In Memoriam: Dr. James Duke (1929-2017)
written by Emily Ruff
Dr. James A. Duke, a devoted ethnobotanist and champion of the green world, passed away December 10 2017 at the age of 88. He is survived by his wife Peggy, a botanical illustrator with whom he collaborated on many of his books. He is also survived by his two children, many grandchildren, and a countless assortment of herbalists who count Jim among their elders.
The list of accolades one could recount about Jim’s life is without end, and many articles have paid tribute to his vast contribution to the botanical academy during his life. He was a prolific author, well known for his 1997 bestseller, The Green Pharmacy, among dozens of other herb books. Down here in the South, his most cherished contribution is very likely the Petersen’s Field Guide to Medicinal Plants, co-authored by Steven Foster, which has been a critical manual for understanding local plant medicines in a bioregion that is often excluded from other wild plant field guides. A botanist with a long career at the USDA, he developed “Dr. Duke’s Phytochemical and Ethnobotanical Database,” which to this day continues to make a vast amount of his research accessible to any interested student of the plants.
Yet to summarize his contribution to herbalism merely by recalling his professional works would be incomplete. Duke, a native of Alabama, was always a Southern boy at heart, and a musician by hobby. His “Herbalbum” offers a glimpse at the way he weaves the passion of stringed instruments, poetic phrases, and the plant kingdom together. Songs dedicated to species he adored, such as Chamomile, Mountain Laurel, and Ginseng, tell the listener personal and unique stories about his relationships with these plant allies.
Jim collected friends like he collected plants, and one friend among many whose adoration was reciprocal and strong was Frank Cook, legendary forager and advocate for wild plants. Jim and Frank were close friends and traveled often together to faraway lands. A photo of Frank resides on the table at the entrance of Jim’s office, an homage to the influence Frank had on Jim’s life and work. Jim wrote the song “La Soga” as an honoring to Frank and the many plants like Ayahuasca which they both loved and revered. (Watch the song “La Soga” and be sure to enjoy his sharing after the end of the song)
I have had the blessing of spending time at Jim’s Green Farmacy Garden in Maryland with him for the last five years. Each visit was full of songs, stories, and of course, time with his diverse collection of herbal species, categorized by ailment in his sprawling gardens. Without knowing how timely my visit would be, I scheduled a short trip to see him this fall, just about a week before his passing. When I arrived, Jim was no longer venturing out into his backyard garden, or even downstairs to his robust library, but his famous wit and wisdom was still as present as ever. Though he was ailing and ready for the next step in his journey, the spark returned to his eyes when speaking of the plants.

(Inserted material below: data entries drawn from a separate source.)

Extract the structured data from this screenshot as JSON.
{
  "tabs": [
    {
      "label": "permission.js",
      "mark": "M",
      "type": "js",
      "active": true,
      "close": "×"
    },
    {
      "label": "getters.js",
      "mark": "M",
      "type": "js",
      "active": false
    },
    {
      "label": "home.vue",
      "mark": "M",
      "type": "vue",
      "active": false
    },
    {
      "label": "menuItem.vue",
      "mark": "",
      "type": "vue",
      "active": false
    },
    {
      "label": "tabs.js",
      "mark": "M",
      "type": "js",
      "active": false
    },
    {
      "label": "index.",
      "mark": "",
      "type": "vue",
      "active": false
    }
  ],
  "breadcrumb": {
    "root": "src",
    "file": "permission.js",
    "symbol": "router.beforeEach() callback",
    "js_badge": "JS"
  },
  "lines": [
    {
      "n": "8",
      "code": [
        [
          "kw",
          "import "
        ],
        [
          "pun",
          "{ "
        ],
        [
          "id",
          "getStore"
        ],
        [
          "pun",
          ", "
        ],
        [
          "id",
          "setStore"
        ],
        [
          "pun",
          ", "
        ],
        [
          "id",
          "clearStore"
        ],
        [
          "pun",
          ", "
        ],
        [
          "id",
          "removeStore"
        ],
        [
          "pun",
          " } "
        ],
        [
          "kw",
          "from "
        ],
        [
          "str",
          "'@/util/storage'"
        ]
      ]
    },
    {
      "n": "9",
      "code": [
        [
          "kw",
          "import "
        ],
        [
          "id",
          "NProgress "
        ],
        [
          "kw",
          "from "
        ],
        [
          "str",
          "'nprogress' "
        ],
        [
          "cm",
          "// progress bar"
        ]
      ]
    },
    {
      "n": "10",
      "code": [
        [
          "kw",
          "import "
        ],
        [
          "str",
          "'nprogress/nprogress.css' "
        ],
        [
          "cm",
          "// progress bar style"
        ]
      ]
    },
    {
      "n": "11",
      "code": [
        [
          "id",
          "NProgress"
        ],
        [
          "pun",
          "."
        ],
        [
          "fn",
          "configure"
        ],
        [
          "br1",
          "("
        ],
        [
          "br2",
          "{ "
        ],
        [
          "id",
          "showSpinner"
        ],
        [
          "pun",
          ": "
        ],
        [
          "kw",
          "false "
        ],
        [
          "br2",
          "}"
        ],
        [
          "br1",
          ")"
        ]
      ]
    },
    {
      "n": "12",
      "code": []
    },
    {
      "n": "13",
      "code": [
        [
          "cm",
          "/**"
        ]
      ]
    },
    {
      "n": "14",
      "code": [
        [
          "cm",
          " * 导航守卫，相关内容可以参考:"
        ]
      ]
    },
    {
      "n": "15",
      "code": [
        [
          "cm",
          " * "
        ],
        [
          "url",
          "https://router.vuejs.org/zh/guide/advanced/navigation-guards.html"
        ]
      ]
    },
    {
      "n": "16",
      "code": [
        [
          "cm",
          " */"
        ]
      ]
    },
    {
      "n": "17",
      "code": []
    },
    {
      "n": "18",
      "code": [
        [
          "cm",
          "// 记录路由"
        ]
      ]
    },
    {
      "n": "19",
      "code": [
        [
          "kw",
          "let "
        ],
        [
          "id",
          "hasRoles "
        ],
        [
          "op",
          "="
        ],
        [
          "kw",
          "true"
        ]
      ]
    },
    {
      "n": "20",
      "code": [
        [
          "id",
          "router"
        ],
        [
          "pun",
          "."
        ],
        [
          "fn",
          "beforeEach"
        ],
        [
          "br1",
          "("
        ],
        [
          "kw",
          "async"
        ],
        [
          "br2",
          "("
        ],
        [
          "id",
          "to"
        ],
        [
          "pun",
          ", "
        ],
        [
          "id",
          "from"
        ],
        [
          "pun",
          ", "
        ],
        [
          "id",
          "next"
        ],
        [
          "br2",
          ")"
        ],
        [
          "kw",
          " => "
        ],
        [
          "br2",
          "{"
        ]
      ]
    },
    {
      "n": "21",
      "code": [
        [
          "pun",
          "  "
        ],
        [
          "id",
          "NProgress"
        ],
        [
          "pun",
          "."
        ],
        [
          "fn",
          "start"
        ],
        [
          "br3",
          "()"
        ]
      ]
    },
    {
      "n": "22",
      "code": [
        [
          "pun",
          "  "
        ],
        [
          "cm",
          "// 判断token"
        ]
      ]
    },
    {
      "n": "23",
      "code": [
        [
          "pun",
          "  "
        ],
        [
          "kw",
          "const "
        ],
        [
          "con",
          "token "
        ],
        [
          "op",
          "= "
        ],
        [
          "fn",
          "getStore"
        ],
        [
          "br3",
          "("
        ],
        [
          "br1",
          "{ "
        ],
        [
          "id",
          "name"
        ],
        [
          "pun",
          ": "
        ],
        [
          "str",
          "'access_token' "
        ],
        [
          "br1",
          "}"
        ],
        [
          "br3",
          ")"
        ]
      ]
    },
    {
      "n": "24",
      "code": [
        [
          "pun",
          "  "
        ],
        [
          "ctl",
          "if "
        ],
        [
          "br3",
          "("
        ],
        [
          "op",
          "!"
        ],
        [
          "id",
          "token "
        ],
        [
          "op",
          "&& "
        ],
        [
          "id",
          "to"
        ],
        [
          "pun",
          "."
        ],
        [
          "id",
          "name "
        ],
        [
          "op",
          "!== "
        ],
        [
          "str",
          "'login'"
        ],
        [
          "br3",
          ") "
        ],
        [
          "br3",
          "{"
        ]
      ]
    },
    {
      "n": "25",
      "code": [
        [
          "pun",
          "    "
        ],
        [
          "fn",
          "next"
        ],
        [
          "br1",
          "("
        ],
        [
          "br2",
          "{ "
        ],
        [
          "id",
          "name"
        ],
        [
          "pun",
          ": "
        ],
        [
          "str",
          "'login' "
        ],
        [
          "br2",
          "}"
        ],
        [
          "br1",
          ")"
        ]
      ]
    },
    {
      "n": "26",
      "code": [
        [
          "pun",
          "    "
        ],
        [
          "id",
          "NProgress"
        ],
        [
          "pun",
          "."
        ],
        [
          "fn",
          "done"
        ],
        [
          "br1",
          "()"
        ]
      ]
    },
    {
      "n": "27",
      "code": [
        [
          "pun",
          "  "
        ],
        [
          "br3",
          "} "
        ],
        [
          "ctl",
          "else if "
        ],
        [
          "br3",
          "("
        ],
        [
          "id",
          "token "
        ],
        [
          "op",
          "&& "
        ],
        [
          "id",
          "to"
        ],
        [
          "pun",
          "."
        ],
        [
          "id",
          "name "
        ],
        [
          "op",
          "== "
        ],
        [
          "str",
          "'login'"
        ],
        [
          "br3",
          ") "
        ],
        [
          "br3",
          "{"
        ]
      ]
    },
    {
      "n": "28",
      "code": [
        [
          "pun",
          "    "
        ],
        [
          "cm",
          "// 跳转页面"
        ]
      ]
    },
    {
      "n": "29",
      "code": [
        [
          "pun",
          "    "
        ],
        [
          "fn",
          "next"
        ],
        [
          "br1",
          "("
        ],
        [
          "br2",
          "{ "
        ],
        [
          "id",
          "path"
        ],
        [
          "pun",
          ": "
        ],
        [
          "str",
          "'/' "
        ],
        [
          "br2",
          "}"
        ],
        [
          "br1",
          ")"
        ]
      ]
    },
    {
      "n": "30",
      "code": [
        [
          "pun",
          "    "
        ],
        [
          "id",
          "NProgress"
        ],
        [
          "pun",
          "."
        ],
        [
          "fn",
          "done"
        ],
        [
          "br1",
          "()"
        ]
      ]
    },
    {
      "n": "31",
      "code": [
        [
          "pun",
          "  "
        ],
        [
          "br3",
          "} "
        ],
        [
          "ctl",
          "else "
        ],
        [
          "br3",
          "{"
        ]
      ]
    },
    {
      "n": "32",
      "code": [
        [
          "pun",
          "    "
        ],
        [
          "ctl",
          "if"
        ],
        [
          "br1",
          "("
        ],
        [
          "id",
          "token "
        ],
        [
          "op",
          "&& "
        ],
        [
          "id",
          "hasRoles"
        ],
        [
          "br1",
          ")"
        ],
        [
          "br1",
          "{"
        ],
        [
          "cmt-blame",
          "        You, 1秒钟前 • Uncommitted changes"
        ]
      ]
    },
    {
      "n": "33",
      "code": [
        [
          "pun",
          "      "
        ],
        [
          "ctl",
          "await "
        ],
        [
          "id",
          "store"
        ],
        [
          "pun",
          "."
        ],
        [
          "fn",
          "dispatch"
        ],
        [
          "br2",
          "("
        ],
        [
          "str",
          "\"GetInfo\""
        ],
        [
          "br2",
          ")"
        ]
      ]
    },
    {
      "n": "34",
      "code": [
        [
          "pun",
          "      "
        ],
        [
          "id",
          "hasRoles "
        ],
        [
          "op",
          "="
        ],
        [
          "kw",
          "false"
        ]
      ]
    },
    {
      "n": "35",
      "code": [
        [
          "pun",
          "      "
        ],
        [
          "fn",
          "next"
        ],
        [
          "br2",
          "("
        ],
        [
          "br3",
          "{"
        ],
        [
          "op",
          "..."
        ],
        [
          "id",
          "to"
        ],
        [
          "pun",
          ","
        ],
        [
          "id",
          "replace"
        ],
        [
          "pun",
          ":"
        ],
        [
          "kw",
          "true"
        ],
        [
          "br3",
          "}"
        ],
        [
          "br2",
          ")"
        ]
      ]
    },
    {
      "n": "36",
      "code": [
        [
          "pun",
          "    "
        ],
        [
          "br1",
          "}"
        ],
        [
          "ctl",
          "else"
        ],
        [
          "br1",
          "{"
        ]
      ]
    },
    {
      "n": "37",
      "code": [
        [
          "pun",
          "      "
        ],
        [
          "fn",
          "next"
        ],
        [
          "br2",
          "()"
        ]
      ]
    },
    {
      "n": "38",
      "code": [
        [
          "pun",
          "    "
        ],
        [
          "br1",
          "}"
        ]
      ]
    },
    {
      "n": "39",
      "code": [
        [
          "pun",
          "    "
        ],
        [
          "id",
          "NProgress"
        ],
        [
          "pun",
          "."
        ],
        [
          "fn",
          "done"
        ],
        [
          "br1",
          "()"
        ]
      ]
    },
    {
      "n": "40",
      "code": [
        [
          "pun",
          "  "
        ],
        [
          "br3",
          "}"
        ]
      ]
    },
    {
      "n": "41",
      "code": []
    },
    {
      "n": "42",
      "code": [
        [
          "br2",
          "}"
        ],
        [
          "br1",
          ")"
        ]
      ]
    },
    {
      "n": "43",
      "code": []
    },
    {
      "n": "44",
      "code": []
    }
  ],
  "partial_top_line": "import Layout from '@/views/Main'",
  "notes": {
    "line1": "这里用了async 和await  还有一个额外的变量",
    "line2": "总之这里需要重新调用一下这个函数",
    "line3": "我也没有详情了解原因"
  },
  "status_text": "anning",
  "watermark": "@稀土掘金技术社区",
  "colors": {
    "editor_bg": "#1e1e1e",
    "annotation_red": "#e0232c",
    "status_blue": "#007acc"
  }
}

We shared about some of our favorite plant allies, and he spoke details of them as clear as he would have recalled them decades before. We talked about his countless trips to the Amazon jungle of Peru, and he shared that it was the place on the planet where he felt the most at home. Before leaving, I thanked him for the generous gifts he gave to herbalists like myself, for whom his work has been pivotal in gathering an understanding of the subtropical Materia Medica we are surrounded by in Central Florida. He in turn, like the true Southern gentleman he always was, thanked me, and my students, for carrying on his legacy.
The lyrics of “La Soga” include a verse that seems fitting now for Jim. May he be soaring on his freedom flight, looking down and smiling upon the many passionate plant people who carry on his legacy thanks to his inspiration.
He’s a poet, he’s a prophet
He’s a walking contradiction, kinda low when flying high
He’s a brujo, a soguero
With celestial connections, he now navigates the sky.
Happy 85th Birthday Jim Duke by Steven Foster
Green Farmacy Garden, Maryland